Article 2 of the Constitution of the United States stipulates the rules for the Executive branch. How long the person would serve. How they would be elected. What was the grounds for electing him. What is the process for removing him. What are the qualifications to function in that role.
In that clause, the Constitution states that the President—indeed, also the Vice President—must be thirty five years old but then it has these two other qualifications: they must have been a natural born citizen and have been a resident of the United States for at least 14 years.
The clause is not historically uncommon. Nations throughout history have always wanted a leader who belonged to the country. It’s understandable. When a foreign nation comes in, attacking another country and sits on the throne, the new country is merely real estate with revenue funneling back into the mother country. The ruler doesn’t represent the people of the conquered country at all. Be it Babylon, Persia, Greece, Rome, Mother Russia, England, or the United States the leader represents the needs of his own people.

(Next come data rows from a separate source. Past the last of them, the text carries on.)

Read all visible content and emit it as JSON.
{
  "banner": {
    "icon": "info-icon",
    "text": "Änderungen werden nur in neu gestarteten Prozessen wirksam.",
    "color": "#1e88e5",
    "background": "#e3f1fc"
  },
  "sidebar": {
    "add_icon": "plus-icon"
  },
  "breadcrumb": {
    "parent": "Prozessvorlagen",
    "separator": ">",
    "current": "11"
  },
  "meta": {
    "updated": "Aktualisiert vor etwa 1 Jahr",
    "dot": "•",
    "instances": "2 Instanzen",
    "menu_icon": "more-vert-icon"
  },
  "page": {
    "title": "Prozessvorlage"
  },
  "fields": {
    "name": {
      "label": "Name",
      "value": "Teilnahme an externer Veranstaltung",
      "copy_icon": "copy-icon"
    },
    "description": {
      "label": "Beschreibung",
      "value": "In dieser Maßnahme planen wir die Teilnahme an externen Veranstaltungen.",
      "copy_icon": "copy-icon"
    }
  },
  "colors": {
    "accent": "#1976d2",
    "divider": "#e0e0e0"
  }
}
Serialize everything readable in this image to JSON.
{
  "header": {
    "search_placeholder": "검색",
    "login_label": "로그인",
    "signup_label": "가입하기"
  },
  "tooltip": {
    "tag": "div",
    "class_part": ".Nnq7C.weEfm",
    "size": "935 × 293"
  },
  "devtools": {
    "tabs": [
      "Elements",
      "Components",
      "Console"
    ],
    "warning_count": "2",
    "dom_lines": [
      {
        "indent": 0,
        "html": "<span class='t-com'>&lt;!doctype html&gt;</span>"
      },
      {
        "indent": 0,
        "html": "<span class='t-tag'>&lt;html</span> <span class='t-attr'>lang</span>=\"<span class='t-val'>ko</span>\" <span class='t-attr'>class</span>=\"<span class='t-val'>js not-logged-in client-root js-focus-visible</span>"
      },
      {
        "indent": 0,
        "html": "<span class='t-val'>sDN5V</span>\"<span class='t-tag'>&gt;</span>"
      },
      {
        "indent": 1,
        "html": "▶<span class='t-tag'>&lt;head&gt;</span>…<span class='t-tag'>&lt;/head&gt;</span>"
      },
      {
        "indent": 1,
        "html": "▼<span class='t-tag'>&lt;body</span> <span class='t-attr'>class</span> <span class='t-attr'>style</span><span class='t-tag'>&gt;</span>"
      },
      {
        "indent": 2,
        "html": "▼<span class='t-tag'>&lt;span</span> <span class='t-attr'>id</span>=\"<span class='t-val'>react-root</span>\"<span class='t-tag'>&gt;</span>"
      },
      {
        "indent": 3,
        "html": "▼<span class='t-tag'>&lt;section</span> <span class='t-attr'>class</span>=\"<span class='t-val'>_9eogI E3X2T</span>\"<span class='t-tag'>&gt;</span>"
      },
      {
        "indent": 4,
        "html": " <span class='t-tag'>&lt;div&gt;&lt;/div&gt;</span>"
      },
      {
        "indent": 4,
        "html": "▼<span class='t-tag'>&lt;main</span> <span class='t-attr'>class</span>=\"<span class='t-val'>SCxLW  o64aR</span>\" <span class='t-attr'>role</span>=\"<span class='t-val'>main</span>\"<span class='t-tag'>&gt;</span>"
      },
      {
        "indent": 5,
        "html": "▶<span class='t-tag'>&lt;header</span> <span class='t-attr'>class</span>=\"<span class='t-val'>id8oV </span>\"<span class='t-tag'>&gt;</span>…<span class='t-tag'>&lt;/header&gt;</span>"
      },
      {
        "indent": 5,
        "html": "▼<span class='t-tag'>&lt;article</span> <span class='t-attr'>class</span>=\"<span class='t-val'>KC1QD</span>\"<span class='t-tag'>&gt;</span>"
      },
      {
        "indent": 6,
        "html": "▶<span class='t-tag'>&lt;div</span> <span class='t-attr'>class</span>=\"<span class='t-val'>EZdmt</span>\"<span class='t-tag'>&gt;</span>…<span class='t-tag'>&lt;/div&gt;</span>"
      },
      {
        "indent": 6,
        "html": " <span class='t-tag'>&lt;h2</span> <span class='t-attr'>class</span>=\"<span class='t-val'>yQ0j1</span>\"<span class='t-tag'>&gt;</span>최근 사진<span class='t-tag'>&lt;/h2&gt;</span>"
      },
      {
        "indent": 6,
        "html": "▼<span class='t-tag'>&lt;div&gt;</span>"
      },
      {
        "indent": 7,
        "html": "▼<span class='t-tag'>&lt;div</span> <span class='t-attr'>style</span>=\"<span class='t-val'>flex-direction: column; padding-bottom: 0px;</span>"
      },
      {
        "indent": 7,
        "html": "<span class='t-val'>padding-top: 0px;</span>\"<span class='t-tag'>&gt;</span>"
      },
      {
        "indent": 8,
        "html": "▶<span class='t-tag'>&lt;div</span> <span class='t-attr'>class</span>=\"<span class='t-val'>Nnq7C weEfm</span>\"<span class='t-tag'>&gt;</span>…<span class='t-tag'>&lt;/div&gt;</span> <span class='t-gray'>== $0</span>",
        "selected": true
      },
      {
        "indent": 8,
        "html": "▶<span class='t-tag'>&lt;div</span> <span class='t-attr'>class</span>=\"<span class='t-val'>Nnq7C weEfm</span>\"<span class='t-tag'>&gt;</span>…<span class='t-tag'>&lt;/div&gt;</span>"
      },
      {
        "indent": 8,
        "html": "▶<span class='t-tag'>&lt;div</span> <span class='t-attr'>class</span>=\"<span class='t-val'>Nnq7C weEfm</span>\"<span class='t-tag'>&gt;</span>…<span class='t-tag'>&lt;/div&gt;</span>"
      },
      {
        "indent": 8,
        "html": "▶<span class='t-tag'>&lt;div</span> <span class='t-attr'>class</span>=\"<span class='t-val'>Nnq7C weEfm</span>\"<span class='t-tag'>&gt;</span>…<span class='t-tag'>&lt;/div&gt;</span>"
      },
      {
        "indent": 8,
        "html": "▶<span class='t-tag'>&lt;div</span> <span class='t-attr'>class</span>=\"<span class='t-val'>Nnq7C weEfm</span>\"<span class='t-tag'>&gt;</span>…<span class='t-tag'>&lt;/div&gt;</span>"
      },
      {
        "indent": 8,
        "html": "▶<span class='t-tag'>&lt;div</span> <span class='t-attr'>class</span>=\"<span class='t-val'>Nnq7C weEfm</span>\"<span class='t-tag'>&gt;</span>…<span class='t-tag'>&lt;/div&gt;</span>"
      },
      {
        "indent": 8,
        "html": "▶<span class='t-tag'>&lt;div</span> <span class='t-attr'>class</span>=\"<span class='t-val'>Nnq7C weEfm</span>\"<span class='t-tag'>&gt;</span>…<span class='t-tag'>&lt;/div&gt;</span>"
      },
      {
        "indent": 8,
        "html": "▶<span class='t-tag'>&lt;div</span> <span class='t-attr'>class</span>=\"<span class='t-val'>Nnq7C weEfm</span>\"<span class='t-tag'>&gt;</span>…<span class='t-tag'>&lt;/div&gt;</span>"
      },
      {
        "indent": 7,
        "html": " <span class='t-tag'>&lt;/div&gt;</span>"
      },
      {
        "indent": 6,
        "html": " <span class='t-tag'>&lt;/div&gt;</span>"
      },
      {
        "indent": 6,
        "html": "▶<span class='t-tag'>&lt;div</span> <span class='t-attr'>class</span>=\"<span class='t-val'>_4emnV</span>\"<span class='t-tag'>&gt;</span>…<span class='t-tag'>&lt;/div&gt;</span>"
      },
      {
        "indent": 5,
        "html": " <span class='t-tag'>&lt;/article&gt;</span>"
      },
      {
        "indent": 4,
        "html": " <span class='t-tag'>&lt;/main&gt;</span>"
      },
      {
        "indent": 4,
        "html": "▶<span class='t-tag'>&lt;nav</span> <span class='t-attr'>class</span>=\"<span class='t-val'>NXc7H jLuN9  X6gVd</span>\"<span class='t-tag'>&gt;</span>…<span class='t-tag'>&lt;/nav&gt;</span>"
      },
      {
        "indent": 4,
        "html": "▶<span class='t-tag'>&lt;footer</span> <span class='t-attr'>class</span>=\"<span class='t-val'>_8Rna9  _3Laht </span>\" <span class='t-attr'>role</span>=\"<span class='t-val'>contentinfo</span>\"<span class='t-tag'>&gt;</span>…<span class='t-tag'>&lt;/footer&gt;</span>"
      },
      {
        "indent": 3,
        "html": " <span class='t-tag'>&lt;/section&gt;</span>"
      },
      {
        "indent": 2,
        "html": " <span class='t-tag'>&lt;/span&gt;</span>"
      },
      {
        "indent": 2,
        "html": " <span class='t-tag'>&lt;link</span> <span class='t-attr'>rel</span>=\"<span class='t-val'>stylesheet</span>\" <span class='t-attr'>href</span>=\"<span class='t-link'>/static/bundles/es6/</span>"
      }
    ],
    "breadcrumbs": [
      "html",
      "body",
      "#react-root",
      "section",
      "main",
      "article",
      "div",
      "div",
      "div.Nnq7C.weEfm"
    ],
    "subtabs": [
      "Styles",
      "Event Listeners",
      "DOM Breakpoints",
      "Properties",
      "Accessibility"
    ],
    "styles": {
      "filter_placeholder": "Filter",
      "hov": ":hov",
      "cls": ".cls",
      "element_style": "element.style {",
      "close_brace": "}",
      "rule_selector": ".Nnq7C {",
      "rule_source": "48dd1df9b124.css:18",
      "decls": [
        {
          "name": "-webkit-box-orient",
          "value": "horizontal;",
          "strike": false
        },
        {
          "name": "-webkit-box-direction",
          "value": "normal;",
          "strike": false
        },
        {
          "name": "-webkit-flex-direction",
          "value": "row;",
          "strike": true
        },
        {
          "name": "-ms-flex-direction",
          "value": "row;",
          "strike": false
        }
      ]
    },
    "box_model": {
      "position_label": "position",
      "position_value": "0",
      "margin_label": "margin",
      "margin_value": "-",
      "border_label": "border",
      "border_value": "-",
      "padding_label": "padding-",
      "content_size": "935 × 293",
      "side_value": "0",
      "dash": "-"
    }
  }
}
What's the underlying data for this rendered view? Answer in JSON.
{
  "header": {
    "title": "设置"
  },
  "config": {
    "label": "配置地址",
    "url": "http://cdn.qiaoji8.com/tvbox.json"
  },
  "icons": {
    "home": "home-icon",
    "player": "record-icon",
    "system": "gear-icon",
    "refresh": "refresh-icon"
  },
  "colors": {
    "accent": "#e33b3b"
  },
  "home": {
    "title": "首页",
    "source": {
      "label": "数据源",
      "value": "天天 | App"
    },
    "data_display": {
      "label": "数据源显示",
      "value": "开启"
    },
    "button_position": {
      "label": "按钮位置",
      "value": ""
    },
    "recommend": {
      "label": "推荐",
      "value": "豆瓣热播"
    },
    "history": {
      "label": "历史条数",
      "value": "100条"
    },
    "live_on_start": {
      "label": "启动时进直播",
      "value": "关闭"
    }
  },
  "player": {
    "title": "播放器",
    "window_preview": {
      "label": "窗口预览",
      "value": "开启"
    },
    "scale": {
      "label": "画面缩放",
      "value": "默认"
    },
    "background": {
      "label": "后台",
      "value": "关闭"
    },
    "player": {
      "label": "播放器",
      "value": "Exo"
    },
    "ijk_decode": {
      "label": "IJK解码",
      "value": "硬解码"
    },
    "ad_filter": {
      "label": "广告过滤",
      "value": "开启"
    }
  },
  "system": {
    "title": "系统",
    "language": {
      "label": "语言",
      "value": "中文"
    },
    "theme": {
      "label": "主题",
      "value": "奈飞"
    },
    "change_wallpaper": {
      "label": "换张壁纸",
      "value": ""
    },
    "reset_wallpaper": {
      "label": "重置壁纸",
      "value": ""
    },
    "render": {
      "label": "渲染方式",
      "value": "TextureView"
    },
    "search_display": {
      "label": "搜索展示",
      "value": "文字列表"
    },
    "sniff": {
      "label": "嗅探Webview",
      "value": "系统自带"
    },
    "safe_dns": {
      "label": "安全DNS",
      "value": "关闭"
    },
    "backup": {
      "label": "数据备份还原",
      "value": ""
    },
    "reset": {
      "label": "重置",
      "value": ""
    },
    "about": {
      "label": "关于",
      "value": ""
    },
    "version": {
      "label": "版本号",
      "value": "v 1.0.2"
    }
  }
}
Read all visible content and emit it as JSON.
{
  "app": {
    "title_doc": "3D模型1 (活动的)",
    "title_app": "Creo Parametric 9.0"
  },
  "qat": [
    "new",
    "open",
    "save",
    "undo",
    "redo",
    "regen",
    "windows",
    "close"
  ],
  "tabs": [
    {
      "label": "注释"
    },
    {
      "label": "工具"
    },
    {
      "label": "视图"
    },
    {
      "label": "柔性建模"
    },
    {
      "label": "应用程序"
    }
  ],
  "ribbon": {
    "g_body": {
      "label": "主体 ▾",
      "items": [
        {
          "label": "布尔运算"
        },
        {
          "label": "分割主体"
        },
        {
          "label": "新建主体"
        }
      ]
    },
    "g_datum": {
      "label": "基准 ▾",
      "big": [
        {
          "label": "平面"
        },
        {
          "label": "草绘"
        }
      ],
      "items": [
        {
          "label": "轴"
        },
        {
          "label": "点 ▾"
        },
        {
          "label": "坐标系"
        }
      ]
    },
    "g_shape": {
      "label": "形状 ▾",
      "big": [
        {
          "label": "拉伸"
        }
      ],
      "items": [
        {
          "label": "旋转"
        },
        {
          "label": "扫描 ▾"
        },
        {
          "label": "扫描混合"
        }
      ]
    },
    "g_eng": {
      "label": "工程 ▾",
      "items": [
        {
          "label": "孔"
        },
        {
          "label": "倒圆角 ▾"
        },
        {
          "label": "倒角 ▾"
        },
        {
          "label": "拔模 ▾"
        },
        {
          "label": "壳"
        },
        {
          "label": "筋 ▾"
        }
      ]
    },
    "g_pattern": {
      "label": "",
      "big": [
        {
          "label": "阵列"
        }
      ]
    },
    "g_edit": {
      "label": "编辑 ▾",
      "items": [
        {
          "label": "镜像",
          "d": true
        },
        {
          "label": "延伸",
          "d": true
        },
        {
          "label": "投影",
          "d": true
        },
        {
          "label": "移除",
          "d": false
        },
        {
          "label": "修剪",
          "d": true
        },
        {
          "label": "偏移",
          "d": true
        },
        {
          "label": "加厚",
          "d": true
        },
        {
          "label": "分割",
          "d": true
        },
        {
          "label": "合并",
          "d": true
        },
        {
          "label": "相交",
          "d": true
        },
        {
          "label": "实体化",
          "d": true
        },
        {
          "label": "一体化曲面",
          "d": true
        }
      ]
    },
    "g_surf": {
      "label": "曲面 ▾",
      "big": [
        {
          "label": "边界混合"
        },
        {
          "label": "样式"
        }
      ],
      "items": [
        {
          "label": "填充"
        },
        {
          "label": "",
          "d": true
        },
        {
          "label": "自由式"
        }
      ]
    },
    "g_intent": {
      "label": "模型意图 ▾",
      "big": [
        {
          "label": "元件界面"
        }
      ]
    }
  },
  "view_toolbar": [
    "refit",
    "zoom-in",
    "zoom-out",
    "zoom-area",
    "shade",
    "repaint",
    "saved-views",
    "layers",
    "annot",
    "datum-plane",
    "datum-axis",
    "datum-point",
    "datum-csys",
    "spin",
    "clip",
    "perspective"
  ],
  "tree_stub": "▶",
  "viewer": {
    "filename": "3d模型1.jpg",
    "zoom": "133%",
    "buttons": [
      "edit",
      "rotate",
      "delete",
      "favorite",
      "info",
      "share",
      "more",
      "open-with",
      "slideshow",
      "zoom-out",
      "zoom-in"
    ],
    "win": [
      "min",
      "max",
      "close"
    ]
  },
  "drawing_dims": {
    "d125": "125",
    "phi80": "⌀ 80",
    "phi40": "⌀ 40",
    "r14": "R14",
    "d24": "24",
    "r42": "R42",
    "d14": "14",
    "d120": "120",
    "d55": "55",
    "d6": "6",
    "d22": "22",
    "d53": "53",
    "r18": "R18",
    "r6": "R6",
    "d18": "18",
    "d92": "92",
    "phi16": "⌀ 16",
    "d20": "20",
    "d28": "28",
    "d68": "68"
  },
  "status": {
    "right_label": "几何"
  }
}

It was the people’s fear of having a foreign national with us. He’s not really of us—but he’s over us.
So the Constitution drafters insert that clause ensuring that some foreign national doesn’t come along, somehow orchestrate events to become leader of the United States, and then spends the bulk of his time supporting the desires of his real country.
Which brings us to the problem of Hebrews 2.